One opioid of concern for law enforcement is Fentanyl, a drug the CDC says is 50 to 100 times more potent than morphine.

There have been reports of people dying from an overdose of this drug in other states, just by touching it.

Knoxville Police say a woman who used to work at Burger King on Merchants Drive almost overdosed by accidentally touching a powder substance.

The woman told 10News she was cleaning the bathroom when it happened. She said she picked up a bottle cap and a white powder spilled out onto her hand.

She realized she had a cut on her finger and says she told her supervisor.

Soon after, she started to feel faint, dizzy, had chest pain, sweating and a quick pulse.

Knoxville Police said her symptoms were similar to coming in contact with a narcotic substance.

The woman was told what she touched was heroin mixed with Fentanyl, a drug police have warned can be deadly to touch.

"It's a very potent drug," said Dr. Robert Craft, the chair of Anesthesiology at UT Medical Center, who uses Fentanyl for some of his patients. "It's almost custom-made for us. What makes it great for us, makes it very dangerous for other people in the sense of respiratory depression."

Craft says Fentanyl is dangerous but it's not dangerous to touch.

"The drug is designed to be given IV, it's designed to be lipid soluble which means it dissolves in fats to enter the brain and that property prevents it from being absorbed directly from the skin," Craft said.

There are two different types of Fentanyl. The type that is most often seen on the streets is not the Fentanyl that is used in a medical setting.

MORE: TBI special agent: Fentanyl is most dangerous drug

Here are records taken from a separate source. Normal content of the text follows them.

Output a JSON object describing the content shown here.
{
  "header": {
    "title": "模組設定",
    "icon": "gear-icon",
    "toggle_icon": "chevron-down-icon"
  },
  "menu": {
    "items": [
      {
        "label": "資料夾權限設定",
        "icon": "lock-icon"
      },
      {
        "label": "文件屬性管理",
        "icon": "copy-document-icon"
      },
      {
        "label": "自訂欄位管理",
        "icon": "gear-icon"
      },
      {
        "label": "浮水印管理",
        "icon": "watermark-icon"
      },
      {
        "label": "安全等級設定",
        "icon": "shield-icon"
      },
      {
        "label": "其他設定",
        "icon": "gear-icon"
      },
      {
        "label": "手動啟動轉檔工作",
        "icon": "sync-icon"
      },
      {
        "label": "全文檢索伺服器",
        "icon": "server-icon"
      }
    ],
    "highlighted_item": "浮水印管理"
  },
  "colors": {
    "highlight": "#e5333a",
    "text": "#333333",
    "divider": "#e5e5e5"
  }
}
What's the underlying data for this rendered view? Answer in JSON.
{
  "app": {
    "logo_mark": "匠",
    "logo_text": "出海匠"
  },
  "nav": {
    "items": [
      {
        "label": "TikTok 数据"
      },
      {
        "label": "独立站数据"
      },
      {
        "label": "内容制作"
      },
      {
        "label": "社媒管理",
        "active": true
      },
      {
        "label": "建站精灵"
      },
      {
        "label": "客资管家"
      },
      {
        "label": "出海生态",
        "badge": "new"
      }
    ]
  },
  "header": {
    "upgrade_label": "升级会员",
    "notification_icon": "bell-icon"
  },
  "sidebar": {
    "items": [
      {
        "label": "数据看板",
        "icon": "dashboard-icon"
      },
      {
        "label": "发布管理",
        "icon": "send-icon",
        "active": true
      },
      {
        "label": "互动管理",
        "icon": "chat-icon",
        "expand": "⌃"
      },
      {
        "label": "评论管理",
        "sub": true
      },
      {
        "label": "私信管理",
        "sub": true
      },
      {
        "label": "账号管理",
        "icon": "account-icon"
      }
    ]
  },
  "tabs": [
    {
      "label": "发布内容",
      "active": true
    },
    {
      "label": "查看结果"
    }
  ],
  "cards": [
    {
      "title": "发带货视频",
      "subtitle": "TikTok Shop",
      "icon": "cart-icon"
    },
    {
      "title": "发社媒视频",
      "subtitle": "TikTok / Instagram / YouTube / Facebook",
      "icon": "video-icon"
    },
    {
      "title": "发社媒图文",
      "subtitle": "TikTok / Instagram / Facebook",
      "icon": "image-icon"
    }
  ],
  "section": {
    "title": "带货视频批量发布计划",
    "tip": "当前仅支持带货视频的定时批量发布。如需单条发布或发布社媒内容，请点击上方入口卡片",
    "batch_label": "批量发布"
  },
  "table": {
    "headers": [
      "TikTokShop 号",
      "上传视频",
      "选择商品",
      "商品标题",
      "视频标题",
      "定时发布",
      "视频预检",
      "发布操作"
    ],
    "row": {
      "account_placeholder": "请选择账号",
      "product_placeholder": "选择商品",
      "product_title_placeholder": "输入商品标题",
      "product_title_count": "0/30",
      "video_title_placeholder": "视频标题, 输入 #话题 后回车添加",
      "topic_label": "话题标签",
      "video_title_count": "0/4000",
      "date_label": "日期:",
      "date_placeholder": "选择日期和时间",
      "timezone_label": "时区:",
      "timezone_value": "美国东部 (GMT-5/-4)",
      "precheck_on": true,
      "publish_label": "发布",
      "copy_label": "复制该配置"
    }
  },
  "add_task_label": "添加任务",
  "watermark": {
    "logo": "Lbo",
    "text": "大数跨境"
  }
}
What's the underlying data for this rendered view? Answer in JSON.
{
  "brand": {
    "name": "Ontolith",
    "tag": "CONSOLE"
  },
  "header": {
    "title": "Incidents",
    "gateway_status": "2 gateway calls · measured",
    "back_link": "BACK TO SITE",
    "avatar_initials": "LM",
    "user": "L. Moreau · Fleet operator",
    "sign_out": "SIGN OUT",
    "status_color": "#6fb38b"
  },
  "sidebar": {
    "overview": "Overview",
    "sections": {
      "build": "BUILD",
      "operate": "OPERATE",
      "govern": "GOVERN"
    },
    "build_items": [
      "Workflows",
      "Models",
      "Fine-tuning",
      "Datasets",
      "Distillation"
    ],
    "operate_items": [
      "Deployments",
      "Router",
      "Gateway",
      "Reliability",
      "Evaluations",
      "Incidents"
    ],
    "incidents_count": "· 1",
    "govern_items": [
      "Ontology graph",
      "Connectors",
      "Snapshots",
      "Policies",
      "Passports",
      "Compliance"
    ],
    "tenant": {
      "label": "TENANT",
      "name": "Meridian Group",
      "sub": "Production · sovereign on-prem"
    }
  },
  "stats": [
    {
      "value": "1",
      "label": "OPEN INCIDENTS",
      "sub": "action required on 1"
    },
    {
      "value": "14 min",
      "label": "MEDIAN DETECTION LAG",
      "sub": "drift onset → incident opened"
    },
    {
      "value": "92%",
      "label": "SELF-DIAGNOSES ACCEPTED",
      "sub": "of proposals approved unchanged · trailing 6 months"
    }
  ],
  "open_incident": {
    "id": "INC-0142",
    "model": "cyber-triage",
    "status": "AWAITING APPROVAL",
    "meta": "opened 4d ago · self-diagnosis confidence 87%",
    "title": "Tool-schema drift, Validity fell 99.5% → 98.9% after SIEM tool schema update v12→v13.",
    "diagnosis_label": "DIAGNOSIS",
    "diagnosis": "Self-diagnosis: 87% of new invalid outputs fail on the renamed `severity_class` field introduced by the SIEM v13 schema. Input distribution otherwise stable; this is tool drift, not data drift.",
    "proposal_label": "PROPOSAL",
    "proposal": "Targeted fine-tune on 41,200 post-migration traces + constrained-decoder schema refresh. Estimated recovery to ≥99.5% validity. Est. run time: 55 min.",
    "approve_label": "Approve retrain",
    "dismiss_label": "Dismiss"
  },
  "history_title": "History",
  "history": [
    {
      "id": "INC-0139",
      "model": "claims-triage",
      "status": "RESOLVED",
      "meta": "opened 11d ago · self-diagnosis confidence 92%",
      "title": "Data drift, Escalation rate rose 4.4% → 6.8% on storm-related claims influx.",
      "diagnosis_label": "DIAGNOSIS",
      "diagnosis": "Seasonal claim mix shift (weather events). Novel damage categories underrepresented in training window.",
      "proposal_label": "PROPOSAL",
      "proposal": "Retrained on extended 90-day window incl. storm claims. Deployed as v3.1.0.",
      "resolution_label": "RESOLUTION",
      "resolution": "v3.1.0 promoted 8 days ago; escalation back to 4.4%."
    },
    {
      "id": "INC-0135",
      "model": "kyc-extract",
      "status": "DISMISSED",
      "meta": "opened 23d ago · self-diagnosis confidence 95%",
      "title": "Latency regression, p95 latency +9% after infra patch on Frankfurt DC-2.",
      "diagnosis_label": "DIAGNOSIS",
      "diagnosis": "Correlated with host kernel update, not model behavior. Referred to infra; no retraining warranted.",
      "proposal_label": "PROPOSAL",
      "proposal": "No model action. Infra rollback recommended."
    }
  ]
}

Craft said Fentanyl can only have an effect if injected or inhaled.

"You can't just take the drug and put it on the skin, it doesn't work that way," he said. "I think it raises the increase risk of maybe you don't realize you have some on your hand and it ends up in your nose and you inadvertently inhale it, certainly that can happen."

The CDC recommends first responders wear gloves and masks when handling unknown drugs.

So far this year, the TBI has tested 31 drug samples that were positive for Fentanyl in Knox County.

TBI agents said there's no way to know what's in an illicit drug, so if you see something, it's best to call 911 immediately.